It does cost money to build the network in the first place, and funnily enough while the cost of cable is relatively small and the cost of digging it into the ground or hanging it off concrete trees doesn't change mich in relation to how many pairs are in use, it does cost a great big truckload of money to terminate the cable and send/receive data, and then route that data to someone else's network.
The costs you are indicating are similar to utilization fees. That is, if you utilize 100% of a cable's capacity, you pay 100% of the upkeep costs. Quotas are a simplistic form utilization charge, where you simply give the end user a proportion of the cable's capacity for a month at a set fee, then either charge penalty rates for over use (learn to budget, dumb end user) or shape to very low speed for the remainder of the billing cycle.

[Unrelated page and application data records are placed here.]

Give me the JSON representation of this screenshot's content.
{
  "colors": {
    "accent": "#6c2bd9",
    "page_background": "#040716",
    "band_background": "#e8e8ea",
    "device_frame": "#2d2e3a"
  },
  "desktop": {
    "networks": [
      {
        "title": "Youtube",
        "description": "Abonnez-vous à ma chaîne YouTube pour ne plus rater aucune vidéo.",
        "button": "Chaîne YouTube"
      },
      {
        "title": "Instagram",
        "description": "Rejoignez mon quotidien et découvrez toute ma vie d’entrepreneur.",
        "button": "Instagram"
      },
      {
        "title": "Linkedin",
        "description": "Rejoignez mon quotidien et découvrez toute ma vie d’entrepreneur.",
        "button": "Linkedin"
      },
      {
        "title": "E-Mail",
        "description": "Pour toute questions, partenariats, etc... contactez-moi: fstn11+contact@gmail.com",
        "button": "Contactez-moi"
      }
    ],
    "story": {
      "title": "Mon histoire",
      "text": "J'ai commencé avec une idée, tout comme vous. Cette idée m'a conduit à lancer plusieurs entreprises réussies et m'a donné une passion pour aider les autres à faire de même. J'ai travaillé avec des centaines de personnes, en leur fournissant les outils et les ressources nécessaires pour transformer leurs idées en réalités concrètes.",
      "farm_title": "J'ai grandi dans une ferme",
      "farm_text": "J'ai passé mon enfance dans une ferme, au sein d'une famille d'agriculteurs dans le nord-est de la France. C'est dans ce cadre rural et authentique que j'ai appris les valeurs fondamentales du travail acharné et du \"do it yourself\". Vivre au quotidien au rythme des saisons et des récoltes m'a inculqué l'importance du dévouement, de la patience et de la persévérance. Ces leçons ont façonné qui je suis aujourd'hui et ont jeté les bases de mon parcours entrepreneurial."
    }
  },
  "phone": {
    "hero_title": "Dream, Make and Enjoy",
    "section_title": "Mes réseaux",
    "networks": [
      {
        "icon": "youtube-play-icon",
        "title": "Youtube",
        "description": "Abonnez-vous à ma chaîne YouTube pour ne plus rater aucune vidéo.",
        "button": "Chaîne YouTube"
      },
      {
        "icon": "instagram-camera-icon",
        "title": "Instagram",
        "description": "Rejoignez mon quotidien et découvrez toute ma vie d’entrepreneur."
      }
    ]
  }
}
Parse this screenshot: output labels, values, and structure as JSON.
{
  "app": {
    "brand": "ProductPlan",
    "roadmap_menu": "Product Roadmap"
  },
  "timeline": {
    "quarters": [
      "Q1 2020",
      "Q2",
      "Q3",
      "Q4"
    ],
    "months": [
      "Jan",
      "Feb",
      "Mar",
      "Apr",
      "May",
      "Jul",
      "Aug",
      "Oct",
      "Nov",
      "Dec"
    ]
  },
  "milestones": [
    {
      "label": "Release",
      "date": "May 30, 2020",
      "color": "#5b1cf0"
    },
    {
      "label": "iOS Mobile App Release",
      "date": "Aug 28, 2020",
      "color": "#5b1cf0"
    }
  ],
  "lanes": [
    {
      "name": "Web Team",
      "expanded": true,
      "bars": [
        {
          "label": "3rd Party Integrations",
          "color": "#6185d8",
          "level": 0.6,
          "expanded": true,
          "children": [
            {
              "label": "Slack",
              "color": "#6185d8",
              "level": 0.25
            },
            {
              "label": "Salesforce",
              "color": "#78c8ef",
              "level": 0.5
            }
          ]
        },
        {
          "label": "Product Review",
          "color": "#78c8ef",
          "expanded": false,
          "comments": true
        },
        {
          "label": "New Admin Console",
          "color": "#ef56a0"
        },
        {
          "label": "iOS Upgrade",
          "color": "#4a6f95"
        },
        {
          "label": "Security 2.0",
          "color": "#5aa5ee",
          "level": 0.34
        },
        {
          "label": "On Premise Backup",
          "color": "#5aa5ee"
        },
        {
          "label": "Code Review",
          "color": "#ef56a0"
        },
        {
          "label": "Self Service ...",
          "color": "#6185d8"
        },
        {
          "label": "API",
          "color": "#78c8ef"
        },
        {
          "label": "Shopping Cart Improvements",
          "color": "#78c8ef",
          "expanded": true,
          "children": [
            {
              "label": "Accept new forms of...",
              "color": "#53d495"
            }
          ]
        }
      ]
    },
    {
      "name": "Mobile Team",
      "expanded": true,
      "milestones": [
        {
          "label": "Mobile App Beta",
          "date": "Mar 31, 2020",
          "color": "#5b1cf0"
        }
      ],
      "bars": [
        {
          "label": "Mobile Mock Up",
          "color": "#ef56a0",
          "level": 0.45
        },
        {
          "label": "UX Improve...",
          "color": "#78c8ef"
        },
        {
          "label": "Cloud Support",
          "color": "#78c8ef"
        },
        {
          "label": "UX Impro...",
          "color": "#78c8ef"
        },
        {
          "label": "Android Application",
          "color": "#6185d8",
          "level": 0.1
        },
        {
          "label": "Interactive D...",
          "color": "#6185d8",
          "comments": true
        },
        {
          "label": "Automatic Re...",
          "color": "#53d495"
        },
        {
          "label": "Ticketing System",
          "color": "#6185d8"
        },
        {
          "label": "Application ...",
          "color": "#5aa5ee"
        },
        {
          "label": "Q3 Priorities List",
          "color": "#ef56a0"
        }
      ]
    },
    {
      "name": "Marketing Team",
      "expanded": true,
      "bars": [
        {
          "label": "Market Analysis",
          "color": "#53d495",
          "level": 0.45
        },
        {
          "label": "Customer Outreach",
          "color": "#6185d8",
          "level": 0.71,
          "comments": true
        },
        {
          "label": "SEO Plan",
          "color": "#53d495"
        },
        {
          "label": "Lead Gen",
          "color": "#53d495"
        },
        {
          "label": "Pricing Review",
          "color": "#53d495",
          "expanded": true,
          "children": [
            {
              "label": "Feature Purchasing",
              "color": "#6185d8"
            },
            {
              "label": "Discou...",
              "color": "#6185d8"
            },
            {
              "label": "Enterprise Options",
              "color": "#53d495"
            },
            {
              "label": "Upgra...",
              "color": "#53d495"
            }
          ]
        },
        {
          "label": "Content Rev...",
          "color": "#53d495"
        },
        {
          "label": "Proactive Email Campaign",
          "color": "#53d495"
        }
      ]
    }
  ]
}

This is a model of billing that has been used in Australia successfully,with ISPs using the profits to expand their capacity. There will always be complainers, of course, but they will be the ones who assume that having a 20Mbps carrier means they should be able to download at 20Mbps all day, every day, for $20/month. Sorry mate, the world doesn't work like that.